Pet names should reflect your lifestyle, your pet’s personality or your expectations for him or her. Explore your interests. Favorite television shows, movies, plays, actors and characters are fertile areas for ideas. For example, “Cujo” became hugely popular after the Steven King novel and subsequent movie.
- For art lovers, potential puppy names include Frida or Kahlo for a female, Van Gogh or Picasso for a male.
- Surfers may end up with a Halfpipe or Point Break (inevitably shortened to Pointer).
- Computer whizzes may call their dog Linux, ASCII or Qwerty.
- Sci-Fi enthusiasts might consider Yoda, ET or Vincent. And you can bet a slew of Lord of the Rings dog and puppy names are popping up across the whole of the shire.
- Fans of space exploration might have a Sputnik or a Hubble.
- Are you a geography buff? Consider favorite countries or cities as your source of inspiration: Kenya, Bermuda, Sicily, Cairo, Milano or Victoria, for instance.
- Orthopedic surgeons might look to their career for inspiration and have a Radius, Scapula or Tarsus.
- For gourmets, Couscous, Chutney and Salsa are on the menu.
- One of the most relied upon sources for puppy names are favorite musical bands and singers of today and yesteryear: Ol’ Blue Eyes, Elvis, Ringo and Dylan dot the charts of popular dog monikers.
- Cartoons are an excellent source of pet names: animated cartoon characters like Scooby Doo and Casper (for white pets), and Dilbert and Dogbert.

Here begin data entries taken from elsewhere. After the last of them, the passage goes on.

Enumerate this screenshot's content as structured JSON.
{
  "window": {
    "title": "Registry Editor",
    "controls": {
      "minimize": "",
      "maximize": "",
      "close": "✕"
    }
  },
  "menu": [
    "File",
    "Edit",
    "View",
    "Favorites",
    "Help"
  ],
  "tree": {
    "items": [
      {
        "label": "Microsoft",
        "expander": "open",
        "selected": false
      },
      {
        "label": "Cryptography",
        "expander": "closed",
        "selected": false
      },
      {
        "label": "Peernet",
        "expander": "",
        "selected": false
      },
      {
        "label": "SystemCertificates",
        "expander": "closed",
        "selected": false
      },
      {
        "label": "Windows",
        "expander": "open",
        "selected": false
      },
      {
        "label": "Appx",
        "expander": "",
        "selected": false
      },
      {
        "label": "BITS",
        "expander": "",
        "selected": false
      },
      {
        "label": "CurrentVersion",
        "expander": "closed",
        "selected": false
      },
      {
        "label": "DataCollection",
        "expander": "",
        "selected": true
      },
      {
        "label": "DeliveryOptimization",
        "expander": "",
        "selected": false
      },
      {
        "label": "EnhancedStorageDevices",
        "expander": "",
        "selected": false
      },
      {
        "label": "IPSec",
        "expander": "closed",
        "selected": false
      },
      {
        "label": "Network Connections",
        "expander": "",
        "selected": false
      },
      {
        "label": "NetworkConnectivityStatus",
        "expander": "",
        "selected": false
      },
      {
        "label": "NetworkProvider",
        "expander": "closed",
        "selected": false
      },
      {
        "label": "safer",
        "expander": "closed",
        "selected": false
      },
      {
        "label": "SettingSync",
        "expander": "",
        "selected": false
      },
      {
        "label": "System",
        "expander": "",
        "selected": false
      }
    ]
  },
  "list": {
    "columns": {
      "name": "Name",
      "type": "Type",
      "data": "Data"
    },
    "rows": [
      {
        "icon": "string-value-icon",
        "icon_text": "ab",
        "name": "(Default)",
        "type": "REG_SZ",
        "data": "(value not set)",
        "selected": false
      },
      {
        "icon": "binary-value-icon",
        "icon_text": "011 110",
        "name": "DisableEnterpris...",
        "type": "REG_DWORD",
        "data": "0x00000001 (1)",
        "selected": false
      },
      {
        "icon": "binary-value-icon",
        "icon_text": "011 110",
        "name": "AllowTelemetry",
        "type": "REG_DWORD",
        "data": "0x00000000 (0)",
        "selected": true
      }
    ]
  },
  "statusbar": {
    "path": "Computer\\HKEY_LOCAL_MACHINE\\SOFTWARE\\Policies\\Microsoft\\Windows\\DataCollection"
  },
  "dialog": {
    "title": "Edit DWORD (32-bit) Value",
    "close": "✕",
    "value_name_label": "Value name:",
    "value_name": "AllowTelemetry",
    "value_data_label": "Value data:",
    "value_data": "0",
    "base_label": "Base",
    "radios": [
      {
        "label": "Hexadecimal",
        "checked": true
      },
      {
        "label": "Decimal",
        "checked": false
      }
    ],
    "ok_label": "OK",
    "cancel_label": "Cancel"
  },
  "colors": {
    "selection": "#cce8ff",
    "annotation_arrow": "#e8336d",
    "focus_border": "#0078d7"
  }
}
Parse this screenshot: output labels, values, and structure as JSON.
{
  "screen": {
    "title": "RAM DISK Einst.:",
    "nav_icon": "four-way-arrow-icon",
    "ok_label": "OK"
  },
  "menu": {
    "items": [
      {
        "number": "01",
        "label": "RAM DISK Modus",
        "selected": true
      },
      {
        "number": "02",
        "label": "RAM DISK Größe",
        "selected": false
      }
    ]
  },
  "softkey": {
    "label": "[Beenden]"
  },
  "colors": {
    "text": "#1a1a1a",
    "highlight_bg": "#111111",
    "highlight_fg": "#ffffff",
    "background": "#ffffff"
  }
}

- And don’t forget Super Heroes! Having a Captain America or Batman around as a security watch-pet wouldn’t be a bad thing, would it?
If you have a multi-pet household consider this:
- For a pair try Bert and Ernie, Fred and Ginger (or Wilma), Cayenne and Pepper or Teeter and Totter.
- For a trio, try Peanut, Butter and Jelly; Duchess, Princess and King; or Daisy, Lily and Petunia.
Using Heritage for Inspiration
Have you ever noticed how certain dog breeds cry out for particular names? For example, those ringing with the sounds of France work well for Poodles: Clarisse or Yolanda for a girl, Pierre or Marcel for a boy.
Poodles, by the way, were originally bred as a duck hunting water dog; sort of an unglamorous beginning for such an elegant breed.
Other French breeds are the Papillon, French Bulldog, Bouvier des Flandres, Bichon Frisé, and Briard.
German dog names are appropriate for Shepherds, Dachshunds, Rottweilers, Short and Wirehaired Pointers, Weimaraners, Doberman Pinschers and Schnauzers. Consider Guenther or Sergius for a boy, Frieda or Leisel for a girl.
Possible Italian dog names for an Italian Greyhound or Spinone are Marco or Flavio, Isabella or Bettina.
Did You Know . . .
The Italian Greyhound isn’t really Italian. The breed has its origins in the Mediterranean basin, possibly in the area of present day Greece and Turkey. These miniature greyhounds earned their name in the 16th century when the dogs became very popular in Italy.
Here are more dog names suggestive of their geographic origins:
- Dogs of breeds originating in the British Isles, such as the Cocker Spaniel, Welsh Corgi, Sheepdog, Mastiff and Whippet might do well with Winston or Spencer, Lillian or Hazel.
- Gillean and Mollie are beautiful Scottish dog names for girls. For boy dogs, consider Brody or Murray. Scottish dogs include the Scottish Terrier (Scottie), the West Highland Terrier, the Deerhound and the Gordon Setter.
- Declan and Shamus, Caitlin and Kerry-Ann are Irish names to consider if you have a Kerry Blue Spaniel, Irish Wolfhound or Irish Setter.
- Japanese dog names, such as Nanako and Kyoto are suitable for breeds of Japanese heritage, including the Akita, Shiba, and Japanese Chin.
- Names with the feel of the Far East are suitable for such breeds as the Shih Tzu, Kuvasz, Lhasa Apso, Chow Chow, Pug, and Pekingese. How about Chen or Liang for a girl, Bao or Jun for a boy?
- Middle-Eastern dog breeds such as the Samoyed and Afghan Hound may be suited for Abi or Sofya for a girl, Zeki or Rashid for a boy.
- Getting a puppy of Egyptian heritage? Perhaps an Ibizan, Borzoi, Saluki, Basenji, or Greyhound? Consider Hathor or Tahemet for a girl, Amun or Seti for a boy.
- For the strong and sturdy Husky and Malamute breeds, Alaskan dog names are appropriate. Central Yup’ik is the most common language spoken by the native peoples of Alaska. Popular dog names among these peoples include Taqukaq (grizzly bear), Ataneq (king), and Panik (daughter).
You get the idea. The most important component is to pick something you enjoy and can identify with. Your dog, after all, doesn’t really care what his or her name is, as long as you say it with love in your voice.